11. Sri Bhujangarao, the learned counsel for the respondents contended that Section 48 of the CPC., only prescribes the outer limit for execution proceedings and it should be read with Article 182 of the Limitation Act., as they go together. for this contention, he sought to rely on a remark in Bombay Gas Co v. Gopal Bhiva. : (1963)IILLJ608SC cited above, which runs as follows:-
'Besides, even if the analogy of execution proceedings is treated as relevant, it is well known that a decree passed under the Code of Civil Procedure is capable of execution within 12 years, provided, of course, it is kept alive by taking steps in aid of execution from time to time as required by Article 182 of the Limitation Act. . . . . . .'
It has been held in this very decision that the provisions of the Limitation Act cannot be made applicable by way of analogy to special enactments, unless this was intended by the Legislature.
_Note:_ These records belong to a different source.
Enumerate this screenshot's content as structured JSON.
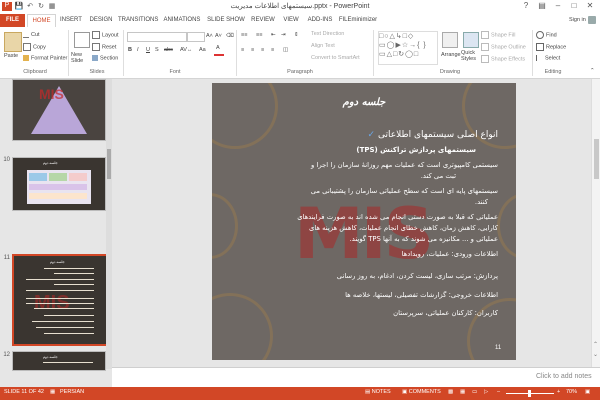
{
  "window": {
    "title": "سیستمهای اطلاعات مدیریت.pptx - PowerPoint",
    "help": "?",
    "sign_in": "Sign in"
  },
  "tabs": [
    "FILE",
    "HOME",
    "INSERT",
    "DESIGN",
    "TRANSITIONS",
    "ANIMATIONS",
    "SLIDE SHOW",
    "REVIEW",
    "VIEW",
    "ADD-INS",
    "FILEminimizer"
  ],
  "ribbon": {
    "clipboard": {
      "paste": "Paste",
      "cut": "Cut",
      "copy": "Copy",
      "format_painter": "Format Painter",
      "label": "Clipboard"
    },
    "slides": {
      "new_slide": "New Slide",
      "layout": "Layout",
      "reset": "Reset",
      "section": "Section",
      "label": "Slides"
    },
    "font": {
      "label": "Font",
      "bold": "B",
      "italic": "I",
      "underline": "U",
      "strike": "S",
      "abc": "abc",
      "aa": "Aa"
    },
    "paragraph": {
      "text_direction": "Text Direction",
      "align_text": "Align Text",
      "convert_smartart": "Convert to SmartArt",
      "label": "Paragraph"
    },
    "drawing": {
      "arrange": "Arrange",
      "quick_styles": "Quick Styles",
      "shape_fill": "Shape Fill",
      "shape_outline": "Shape Outline",
      "shape_effects": "Shape Effects",
      "label": "Drawing"
    },
    "editing": {
      "find": "Find",
      "replace": "Replace",
      "select": "Select",
      "label": "Editing"
    }
  },
  "thumbnails": [
    {
      "num": "",
      "title": ""
    },
    {
      "num": "10",
      "title": "جلسه دوم"
    },
    {
      "num": "11",
      "title": "جلسه دوم"
    },
    {
      "num": "12",
      "title": "جلسه دوم"
    }
  ],
  "slide": {
    "session_title": "جلسه دوم",
    "heading": "انواع اصلی سیستمهای اطلاعاتی",
    "sub_heading": "سیستمهای پردازش تراکنش (TPS)",
    "watermark": "MIS",
    "lines": [
      "سیستمی کامپیوتری است که عملیات مهم روزانهٔ سازمان را اجرا و",
      "ثبت می کند.",
      "سیستمهای پایه ای است که سطح عملیاتی سازمان را پشتیبانی می",
      "کنند.",
      "عملیاتی که قبلا به صورت دستی انجام می شده اند به صورت فرایندهای",
      "کارایی، کاهش زمان، کاهش خطای انجام عملیات، کاهش هزینه های",
      "عملیاتی و ... مکانیزه می شوند که به آنها TPS گویند.",
      "اطلاعات ورودی: عملیات، رویدادها",
      "پردازش: مرتب سازی، لیست کردن، ادغام، به روز رسانی",
      "اطلاعات خروجی: گزارشات تفصیلی، لیستها، خلاصه ها",
      "کاربران: کارکنان عملیاتی، سرپرستان"
    ],
    "slide_number": "11"
  },
  "notes": {
    "placeholder": "Click to add notes"
  },
  "status": {
    "slide_of": "SLIDE 11 OF 42",
    "language": "PERSIAN",
    "notes": "NOTES",
    "comments": "COMMENTS",
    "zoom": "70%"
  },
  "colors": {
    "accent": "#d24726"
  }
}
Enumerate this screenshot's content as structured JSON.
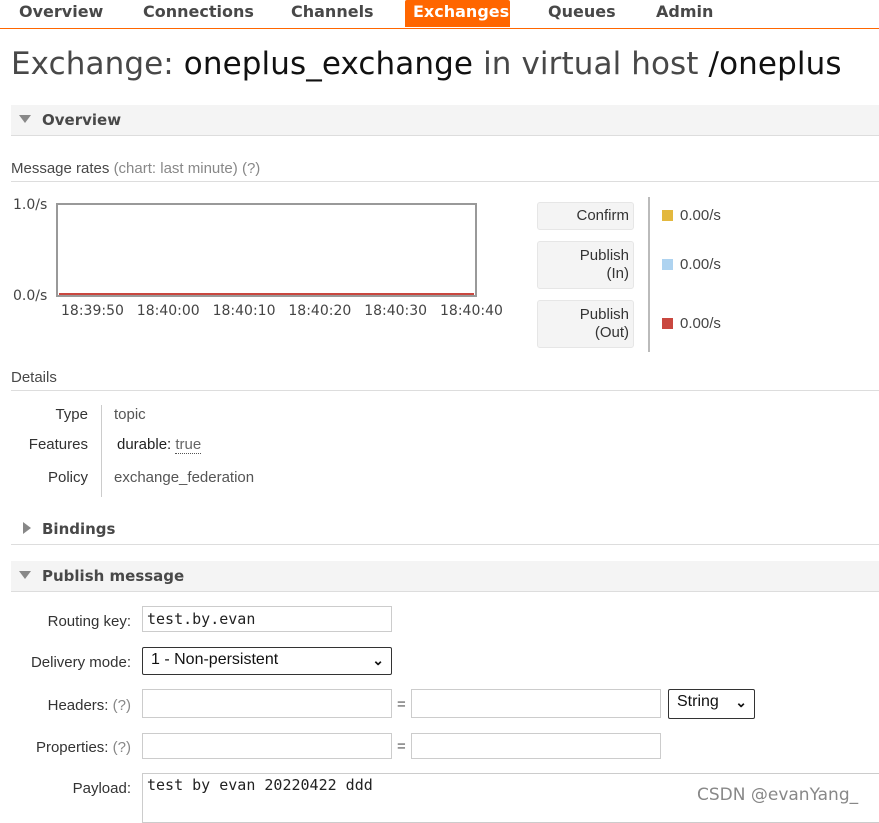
{
  "nav": {
    "items": [
      "Overview",
      "Connections",
      "Channels",
      "Exchanges",
      "Queues",
      "Admin"
    ],
    "active": "Exchanges"
  },
  "title": {
    "prefix": "Exchange:",
    "exchange_name": "oneplus_exchange",
    "middle": "in virtual host",
    "vhost": "/oneplus"
  },
  "overview_section": {
    "label": "Overview",
    "message_rates_label": "Message rates",
    "chart_note": "(chart: last minute)",
    "help": "(?)"
  },
  "chart_data": {
    "type": "line",
    "x": [
      "18:39:50",
      "18:40:00",
      "18:40:10",
      "18:40:20",
      "18:40:30",
      "18:40:40"
    ],
    "yticks": [
      "1.0/s",
      "0.0/s"
    ],
    "ylim": [
      0,
      1
    ],
    "series": [
      {
        "name": "Confirm",
        "color": "#e3b83e",
        "values": [
          0,
          0,
          0,
          0,
          0,
          0
        ]
      },
      {
        "name": "Publish (In)",
        "color": "#aed3f0",
        "values": [
          0,
          0,
          0,
          0,
          0,
          0
        ]
      },
      {
        "name": "Publish (Out)",
        "color": "#c9473f",
        "values": [
          0,
          0,
          0,
          0,
          0,
          0
        ]
      }
    ]
  },
  "legend": [
    {
      "label_lines": [
        "Confirm"
      ],
      "value": "0.00/s",
      "color": "#e3b83e"
    },
    {
      "label_lines": [
        "Publish",
        "(In)"
      ],
      "value": "0.00/s",
      "color": "#aed3f0"
    },
    {
      "label_lines": [
        "Publish",
        "(Out)"
      ],
      "value": "0.00/s",
      "color": "#c9473f"
    }
  ],
  "details": {
    "heading": "Details",
    "type_label": "Type",
    "type_value": "topic",
    "features_label": "Features",
    "features_key": "durable:",
    "features_value": "true",
    "policy_label": "Policy",
    "policy_value": "exchange_federation"
  },
  "bindings_section": {
    "label": "Bindings"
  },
  "publish_section": {
    "label": "Publish message",
    "routing_key_label": "Routing key:",
    "routing_key_value": "test.by.evan",
    "delivery_mode_label": "Delivery mode:",
    "delivery_mode_value": "1 - Non-persistent",
    "headers_label": "Headers:",
    "headers_help": "(?)",
    "headers_type_value": "String",
    "properties_label": "Properties:",
    "properties_help": "(?)",
    "equals": "=",
    "payload_label": "Payload:",
    "payload_value": "test by evan 20220422 ddd"
  },
  "watermark": "CSDN @evanYang_",
  "icons": {
    "dropdown": "chevron-down-icon",
    "section_open": "triangle-down-icon",
    "section_closed": "triangle-right-icon"
  }
}
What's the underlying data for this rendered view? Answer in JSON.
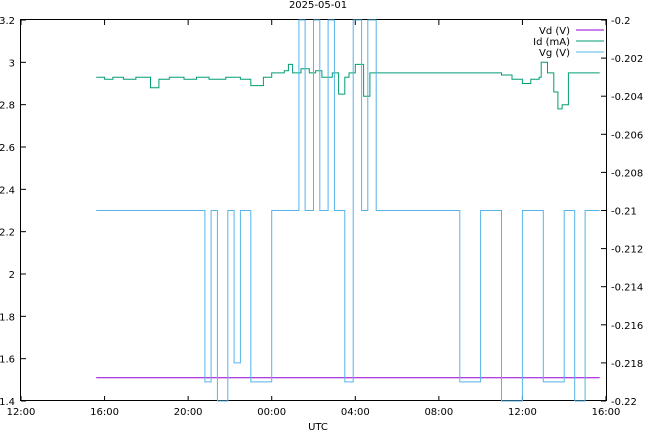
{
  "chart_data": {
    "type": "line",
    "title": "2025-05-01",
    "xlabel": "UTC",
    "ylabel": "",
    "y2label": "",
    "x_ticks": [
      "12:00",
      "16:00",
      "20:00",
      "00:00",
      "04:00",
      "08:00",
      "12:00",
      "16:00"
    ],
    "xlim_hours": [
      12,
      40
    ],
    "ylim": [
      1.4,
      3.2
    ],
    "y_ticks": [
      "1.4",
      "1.6",
      "1.8",
      "2",
      "2.2",
      "2.4",
      "2.6",
      "2.8",
      "3",
      "3.2"
    ],
    "y2lim": [
      -0.22,
      -0.2
    ],
    "y2_ticks": [
      "-0.22",
      "-0.218",
      "-0.216",
      "-0.214",
      "-0.212",
      "-0.21",
      "-0.208",
      "-0.206",
      "-0.204",
      "-0.202",
      "-0.2"
    ],
    "grid": false,
    "legend_position": "top-right",
    "series": [
      {
        "name": "Vd (V)",
        "axis": "left",
        "color": "#9400d3",
        "x_hours": [
          15.6,
          39.7
        ],
        "y": [
          1.51,
          1.51
        ]
      },
      {
        "name": "Id (mA)",
        "axis": "left",
        "color": "#009e73",
        "x_hours": [
          15.6,
          16.0,
          16.4,
          16.9,
          17.5,
          18.2,
          18.6,
          19.1,
          19.8,
          20.4,
          21.0,
          21.8,
          22.5,
          23.0,
          23.2,
          23.6,
          24.0,
          24.3,
          24.6,
          24.8,
          25.0,
          25.4,
          25.8,
          26.1,
          26.4,
          26.9,
          27.2,
          27.5,
          27.7,
          28.0,
          28.4,
          28.7,
          29.0,
          30.0,
          31.0,
          33.0,
          34.0,
          35.0,
          35.5,
          36.0,
          36.4,
          36.8,
          36.9,
          37.2,
          37.5,
          37.7,
          37.9,
          38.2,
          39.7
        ],
        "y": [
          2.93,
          2.92,
          2.93,
          2.92,
          2.93,
          2.88,
          2.92,
          2.93,
          2.92,
          2.93,
          2.92,
          2.93,
          2.92,
          2.89,
          2.89,
          2.93,
          2.95,
          2.95,
          2.96,
          2.99,
          2.95,
          2.97,
          2.95,
          2.96,
          2.93,
          2.95,
          2.85,
          2.93,
          2.95,
          2.99,
          2.84,
          2.95,
          2.95,
          2.95,
          2.95,
          2.95,
          2.95,
          2.94,
          2.92,
          2.9,
          2.92,
          2.93,
          3.0,
          2.95,
          2.86,
          2.78,
          2.8,
          2.95,
          2.95
        ]
      },
      {
        "name": "Vg (V)",
        "axis": "right",
        "color": "#56b4e9",
        "x_hours": [
          15.6,
          20.8,
          21.1,
          21.4,
          21.9,
          22.2,
          22.5,
          23.0,
          24.0,
          25.0,
          25.3,
          25.6,
          26.0,
          26.3,
          26.7,
          27.0,
          27.5,
          27.9,
          28.3,
          28.6,
          29.0,
          30.0,
          31.0,
          32.0,
          33.0,
          34.0,
          35.0,
          36.0,
          37.0,
          38.0,
          38.5,
          39.0,
          39.7
        ],
        "y": [
          -0.21,
          -0.219,
          -0.21,
          -0.22,
          -0.21,
          -0.218,
          -0.21,
          -0.219,
          -0.21,
          -0.21,
          -0.2,
          -0.21,
          -0.2,
          -0.21,
          -0.2,
          -0.21,
          -0.219,
          -0.2,
          -0.21,
          -0.2,
          -0.21,
          -0.21,
          -0.21,
          -0.21,
          -0.219,
          -0.21,
          -0.22,
          -0.21,
          -0.219,
          -0.21,
          -0.22,
          -0.21,
          -0.21
        ]
      }
    ]
  }
}
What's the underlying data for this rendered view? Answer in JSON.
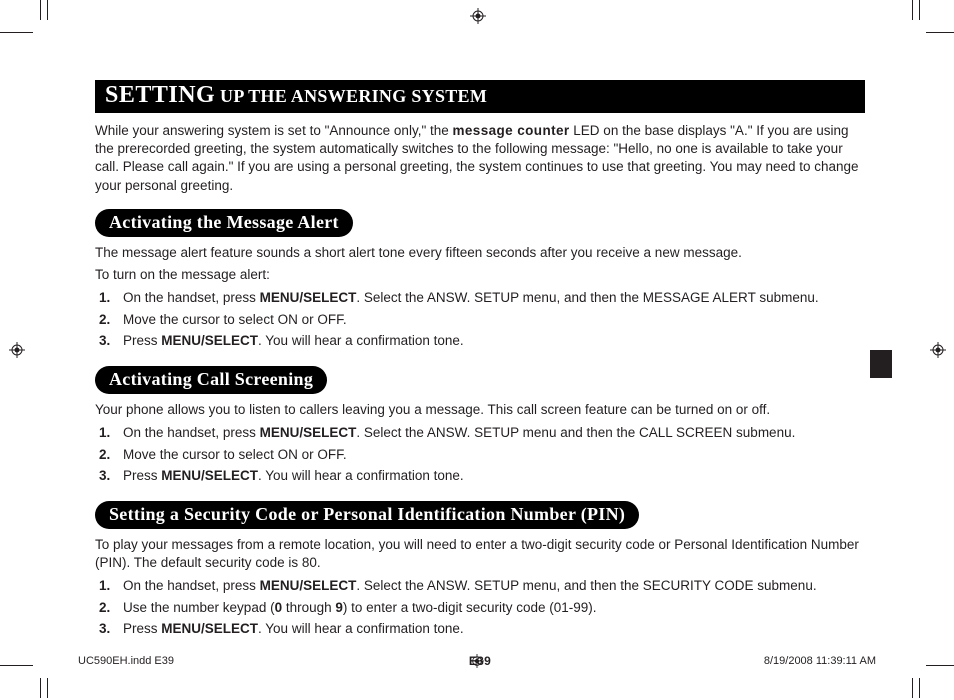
{
  "title": {
    "strong": "SETTING",
    "rest": " UP THE ANSWERING SYSTEM"
  },
  "intro": {
    "p1a": "While your answering system is set to \"Announce only,\" the ",
    "p1b": "message counter",
    "p1c": " LED on the base displays \"A.\" If you are using the prerecorded greeting, the system automatically switches to the following message: \"Hello, no one is available to take your call. Please call again.\" If you are using a personal greeting, the system continues to use that greeting. You may need to change your personal greeting."
  },
  "sections": [
    {
      "heading": "Activating the Message Alert",
      "intro_lines": [
        "The message alert feature sounds a short alert tone every fifteen seconds after you receive a new message.",
        "To turn on the message alert:"
      ],
      "steps": [
        {
          "n": "1.",
          "pre": "On the handset, press ",
          "b1": "MENU/SELECT",
          "post": ". Select the ANSW. SETUP menu, and then the MESSAGE ALERT submenu."
        },
        {
          "n": "2.",
          "pre": "Move the cursor to select ON or OFF.",
          "b1": "",
          "post": ""
        },
        {
          "n": "3.",
          "pre": "Press ",
          "b1": "MENU/SELECT",
          "post": ". You will hear a confirmation tone."
        }
      ]
    },
    {
      "heading": "Activating Call Screening",
      "intro_lines": [
        "Your phone allows you to listen to callers leaving you a message. This call screen feature can be turned on or off."
      ],
      "steps": [
        {
          "n": "1.",
          "pre": "On the handset, press ",
          "b1": "MENU/SELECT",
          "post": ". Select the ANSW. SETUP menu and then the CALL SCREEN submenu."
        },
        {
          "n": "2.",
          "pre": "Move the cursor to select ON or OFF.",
          "b1": "",
          "post": ""
        },
        {
          "n": "3.",
          "pre": "Press ",
          "b1": "MENU/SELECT",
          "post": ". You will hear a confirmation tone."
        }
      ]
    },
    {
      "heading": "Setting a Security Code or Personal Identification Number (PIN)",
      "intro_lines": [
        "To play your messages from a remote location, you will need to enter a two-digit security code or Personal Identification Number (PIN). The default security code is 80."
      ],
      "steps": [
        {
          "n": "1.",
          "pre": "On the handset, press ",
          "b1": "MENU/SELECT",
          "post": ". Select the ANSW. SETUP menu, and then the SECURITY CODE submenu."
        },
        {
          "n": "2.",
          "pre": "Use the number keypad (",
          "b1": "0",
          "mid": " through ",
          "b2": "9",
          "post": ") to enter a two-digit security code (01-99)."
        },
        {
          "n": "3.",
          "pre": "Press ",
          "b1": "MENU/SELECT",
          "post": ". You will hear a confirmation tone."
        }
      ]
    }
  ],
  "page_number": "E39",
  "footer": {
    "file": "UC590EH.indd   E39",
    "datetime": "8/19/2008   11:39:11 AM"
  }
}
In this case, as already pointed out, there is no such provision prescribing any period of limitation or making Article 181 of the Limitation Act applicable to application of this type. The working of Section 48 CPC., itself does not show that what is prescribed is only the outer limit and that there must necessarily be an inner limit. If there is any provision in any particular enactment making Art, 182 of the Limitation Act applicable, then section 48 CPC., can be considered to be the outer limit. In the absence of any such provision, the 12 year period which Section 48 CPC, prescribes will be the only limit. This particular question did not arise for determination in the decision cited above, relied on by the learned counsel for the respondents and the remark relied on was only a chance observation. We therefore find that in so far as the rules framed under the Estate s Abolition and Conversion into Ryotwari Act make the provisions of the Code of Civil Procedure applicable to the proceedings under the Act as far as practicable and Section 48 CPC., prescribes a period of 12 years within which applications filed by the petitioner five years after the order of the Tribunal to direct the respondents to redeposit the monies paid to them by mistake are within time. The orders of the Tribunal in the above three applications are therefore set aside. The respondents will redeposit the amounts drawn by them as directed by the Tribunal, within one month from the date of communication of this order to the lower court.
In the result, these three appeals are allowed with costs.
12. Appeals allowed.